The New England Council (newenglandcouncil.com) reports:
The University of New Hampshire School of law, in Concord, recently forayed into the online-education industry. If it gets permission from the American Bar Association, UNH will create the nation’s first specialized law degree.
“If given the approval to proceed, the online law degree from UNH will focus on intellectual property, covering topics from patents and trade secrets to privacy. The degree will take three and a half years to complete, and will likely start in the fall of 2019. The school would require the students to be in Concord only three or four weeks each year, and most classes will be taught online. The hope is that the American Bar Association will make an exception to their rule, which says law degrees can offer at most one third of total credit hours through distance learning, with the rest taking place on campus. Only three of the accredited law schools in the country, including Syracuse University, in New York State, Southwestern University, in Los Angeles, and Mitchell-Hamline University, in Minnesota, have applied for and received approval to offer an online JD degree.

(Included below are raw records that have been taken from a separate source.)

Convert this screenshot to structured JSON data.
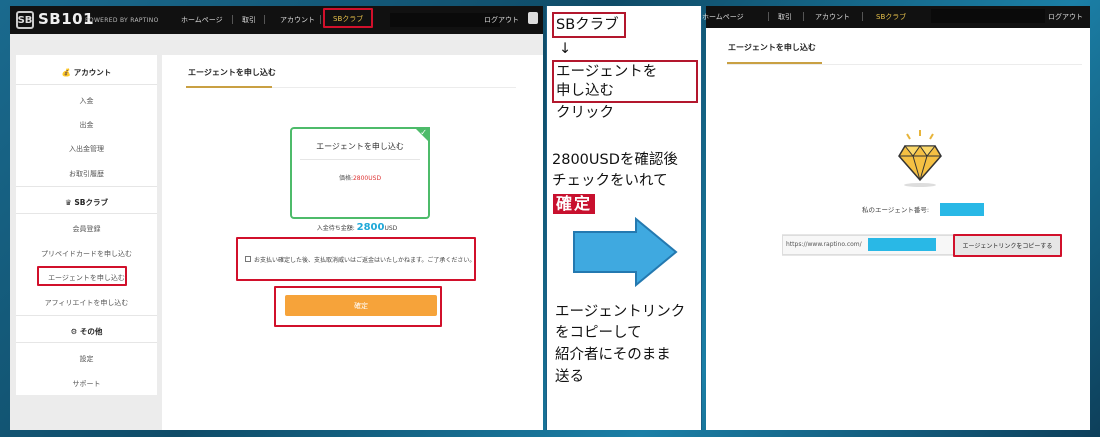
{
  "left": {
    "logo_icon": "SB",
    "logo_text": "SB101",
    "powered": "POWERED BY RAPTINO",
    "nav": [
      "ホームページ",
      "取引",
      "アカウント",
      "SBクラブ"
    ],
    "logout": "ログアウト",
    "sidebar": {
      "account_head": "アカウント",
      "account_items": [
        "入金",
        "出金",
        "入出金管理",
        "お取引履歴"
      ],
      "club_head": "SBクラブ",
      "club_items": [
        "会員登録",
        "プリペイドカードを申し込む",
        "エージェントを申し込む",
        "アフィリエイトを申し込む"
      ],
      "other_head": "その他",
      "other_items": [
        "設定",
        "サポート"
      ]
    },
    "main_title": "エージェントを申し込む",
    "card": {
      "title": "エージェントを申し込む",
      "price_label": "価格:",
      "price_value": "2800USD"
    },
    "balance": {
      "label": "入金待ち金額:",
      "amount": "2800",
      "unit": "USD"
    },
    "agree_text": "お支払い確定した後、支払取消威いはご返金はいたしかねます。ご了承ください。",
    "confirm_label": "確定"
  },
  "middle": {
    "step1": "SBクラブ",
    "arrow_down": "↓",
    "step2_line1": "エージェントを",
    "step2_line2": "申し込む",
    "click": "クリック",
    "instr_line1": "2800USDを確認後",
    "instr_line2": "チェックをいれて",
    "kakutei": "確定",
    "copy_line1": "エージェントリンク",
    "copy_line2": "をコピーして",
    "copy_line3": "紹介者にそのまま",
    "copy_line4": "送る"
  },
  "right": {
    "nav": [
      "ホームページ",
      "取引",
      "アカウント",
      "SBクラブ"
    ],
    "logout": "ログアウト",
    "title": "エージェントを申し込む",
    "agent_no_label": "私のエージェント番号:",
    "link_text": "https://www.raptino.com/",
    "copy_button": "エージェントリンクをコピーする"
  },
  "colors": {
    "highlight": "#d1102b",
    "gold": "#c9a043",
    "card_green": "#4dbb6a",
    "confirm_orange": "#f6a33a",
    "accent_cyan": "#29b8e6",
    "arrow_blue": "#3fa9e0"
  }
}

“Dean Megan Carpenter said in a statement that, ‘Intellectual property is a perfect area for this. It is the law of innovation, so we should think about ways to innovate in legal education while teaching it. . . It’s satisfying to use a technology when you’re learning about law that supports that technology.’
“The New England Council congratulates UNH on this exciting new initiative and commends them for working to make law school more accessible.’’